Establishing relationships was a critical place to start. Security professionals that advocate for security funding by warning about dire consequences will rarely get the investment they are seeking, Thatavarthy said. Funding requests are more robust when they are blended into valued business initiatives. In some cases, tighter budgets can result in aligning business and IT to advocate for funds to support priority projects, he said.

"In the short term, I was in an 'I'm here to help' mode," Thatavarthy said. "In the long term, I'm trying to find a managed security services provider, trying to get some buy-in and establish some standard relationships with good vendors."

Sales experts increasingly support the strategy of establishing relationships with business unit managers and other C-level executives when selling technology, rather than, or in addition to, engaging with the company's IT team. Cisco Systems sees the benefit. The networking giant announced changes to its partner program this week, requiring its Gold Level partners to obtain a new certification focused on selling to line-of-business customers rather than IT.

A business' IT security staff should make sure it has a seat at the table during the decision-making process, said Kenneth Leeser, president of Needham, Mass.-based risk management consultancy and reseller Kaliber Data Security.

"Some businesses build in cool, new infrastructure, but they just don't know how well it is protected or if it is even protected at all," Leeser said. "They often have to go back and bolt on the security, which isn't the most effective strategy."

NEXT: Thatavarthy Replaces Firewalls, Adds Encryption, Single Sign-On

For Thatavarthy, the goal at Haemonetics was to ensure that security was a key part of the company's infrastructure improvement plans. The company needed to replace legacy firewalls that were severely inadequate. Instead of focusing on firewall security benefits, Thatavarthy said he focused on the benefits of increasing the company's sluggish network traffic speeds and how faster access to cloud applications could boost employee productivity. The implementation greatly reduced latency between the company's headquarters and its global locations.

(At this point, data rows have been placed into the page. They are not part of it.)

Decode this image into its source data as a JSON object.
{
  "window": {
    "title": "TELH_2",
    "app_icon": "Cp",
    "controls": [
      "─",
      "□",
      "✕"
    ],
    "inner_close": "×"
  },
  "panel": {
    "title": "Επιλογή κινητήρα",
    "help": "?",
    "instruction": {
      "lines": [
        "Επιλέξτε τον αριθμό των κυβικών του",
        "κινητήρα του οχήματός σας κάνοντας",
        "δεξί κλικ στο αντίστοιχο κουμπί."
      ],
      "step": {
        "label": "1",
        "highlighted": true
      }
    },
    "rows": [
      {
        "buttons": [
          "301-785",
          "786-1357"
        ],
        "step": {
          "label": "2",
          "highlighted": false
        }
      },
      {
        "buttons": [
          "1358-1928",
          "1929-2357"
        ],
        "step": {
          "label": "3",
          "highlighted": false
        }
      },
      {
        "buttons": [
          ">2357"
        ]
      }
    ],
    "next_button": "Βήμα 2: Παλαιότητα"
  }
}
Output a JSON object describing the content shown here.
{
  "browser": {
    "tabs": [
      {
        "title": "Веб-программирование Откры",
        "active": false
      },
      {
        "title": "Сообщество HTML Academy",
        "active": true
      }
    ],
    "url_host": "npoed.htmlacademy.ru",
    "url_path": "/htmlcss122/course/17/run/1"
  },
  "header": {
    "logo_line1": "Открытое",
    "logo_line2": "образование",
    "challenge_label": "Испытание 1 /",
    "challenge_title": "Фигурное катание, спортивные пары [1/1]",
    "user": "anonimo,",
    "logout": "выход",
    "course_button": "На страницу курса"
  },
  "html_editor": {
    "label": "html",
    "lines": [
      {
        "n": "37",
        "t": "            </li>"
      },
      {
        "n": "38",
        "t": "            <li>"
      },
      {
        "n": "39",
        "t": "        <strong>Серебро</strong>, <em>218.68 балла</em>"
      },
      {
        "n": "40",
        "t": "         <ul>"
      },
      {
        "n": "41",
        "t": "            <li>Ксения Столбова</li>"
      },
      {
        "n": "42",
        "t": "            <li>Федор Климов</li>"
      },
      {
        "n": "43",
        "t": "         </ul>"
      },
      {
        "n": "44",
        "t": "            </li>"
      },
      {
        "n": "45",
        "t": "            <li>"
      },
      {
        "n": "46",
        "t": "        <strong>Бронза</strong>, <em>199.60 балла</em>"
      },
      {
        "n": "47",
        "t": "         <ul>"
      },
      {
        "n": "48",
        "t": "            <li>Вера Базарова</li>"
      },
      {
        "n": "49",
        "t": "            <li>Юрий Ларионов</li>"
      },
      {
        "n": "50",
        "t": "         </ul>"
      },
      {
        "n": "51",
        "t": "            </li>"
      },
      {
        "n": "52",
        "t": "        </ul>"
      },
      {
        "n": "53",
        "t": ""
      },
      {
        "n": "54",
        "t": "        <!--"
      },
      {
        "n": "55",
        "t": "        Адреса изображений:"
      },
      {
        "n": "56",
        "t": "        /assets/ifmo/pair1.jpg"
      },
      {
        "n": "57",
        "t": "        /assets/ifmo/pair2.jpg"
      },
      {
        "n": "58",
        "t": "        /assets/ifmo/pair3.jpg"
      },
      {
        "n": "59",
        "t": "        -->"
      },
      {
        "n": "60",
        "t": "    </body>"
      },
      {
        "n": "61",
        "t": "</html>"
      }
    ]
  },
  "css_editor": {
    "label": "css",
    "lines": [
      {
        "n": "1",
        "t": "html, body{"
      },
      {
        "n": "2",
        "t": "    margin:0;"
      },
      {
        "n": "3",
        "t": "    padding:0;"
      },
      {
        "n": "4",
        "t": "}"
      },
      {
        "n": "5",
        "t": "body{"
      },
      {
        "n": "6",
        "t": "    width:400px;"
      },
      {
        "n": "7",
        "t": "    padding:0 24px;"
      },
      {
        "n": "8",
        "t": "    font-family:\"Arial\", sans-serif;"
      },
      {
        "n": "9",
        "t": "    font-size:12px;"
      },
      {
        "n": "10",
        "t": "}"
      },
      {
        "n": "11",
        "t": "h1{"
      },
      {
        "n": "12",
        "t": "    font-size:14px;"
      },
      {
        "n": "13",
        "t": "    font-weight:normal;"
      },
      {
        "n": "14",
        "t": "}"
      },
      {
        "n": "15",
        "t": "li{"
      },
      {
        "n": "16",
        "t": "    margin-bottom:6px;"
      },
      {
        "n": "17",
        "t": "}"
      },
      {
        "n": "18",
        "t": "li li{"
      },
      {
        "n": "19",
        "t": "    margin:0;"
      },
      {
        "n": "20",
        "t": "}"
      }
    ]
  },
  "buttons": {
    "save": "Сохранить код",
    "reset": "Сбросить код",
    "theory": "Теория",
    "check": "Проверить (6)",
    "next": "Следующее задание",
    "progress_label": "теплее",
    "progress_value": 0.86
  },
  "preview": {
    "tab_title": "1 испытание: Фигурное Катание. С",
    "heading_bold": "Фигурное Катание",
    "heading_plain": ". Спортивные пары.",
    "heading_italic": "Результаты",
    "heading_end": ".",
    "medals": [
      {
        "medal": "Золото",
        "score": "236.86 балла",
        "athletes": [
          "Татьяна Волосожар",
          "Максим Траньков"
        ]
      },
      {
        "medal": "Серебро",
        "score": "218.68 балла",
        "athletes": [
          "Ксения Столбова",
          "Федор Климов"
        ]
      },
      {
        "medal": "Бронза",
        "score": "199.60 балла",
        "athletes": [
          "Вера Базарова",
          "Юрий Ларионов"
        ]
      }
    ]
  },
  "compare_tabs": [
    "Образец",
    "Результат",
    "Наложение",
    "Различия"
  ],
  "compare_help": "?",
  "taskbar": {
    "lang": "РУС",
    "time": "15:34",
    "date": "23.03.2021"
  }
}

For a bid to get the company to embrace laptop encryption for better data protection, the company bricked four laptops during the testing process and could not recover the data. It had no backup and recovery strategy in place, Thatavarthy said, and saw the business value of always having an available cloud-based backup.

Employees also were constantly fumbling with multiple passwords to get into more than a dozen cloud applications and myriad databases. Different provisioning models had many staff engaged in role creation and removal of employee access when they left the company. Thatavarthy sought to solve the company's authentication issues by implementing single sign-on and identity management. He got buy-in for SSO by focusing on the business benefit of fast, automated access granting without the need for an ad-hoc approval process.

Modern VPN capabilities were established that also provided better performance and were easier to use. A partner catalog was established mainly to provide more secure remote access for partners and disable inactive accounts, but the business value was connectivity improvements for business partners and vendors.

Building relationships in all areas of the company was a key part of getting the funds to provide data protection and improve efficiencies, Thatavarthy said. Changes wouldn't have been as broad if security simply demanded an investment in security from security executives, he said. There is nothing more valuable than being able to explain to the board of directors the business value that security provides to the company, he said

"Being in security, you always need to be technically savvy, but at the same time being able to communicate in nontechnical and business value terms is very important," Thatavarthy said. "No one has enough budget for security except for the guy who sat next to me with a $100 million budget, and he’s still unhappy."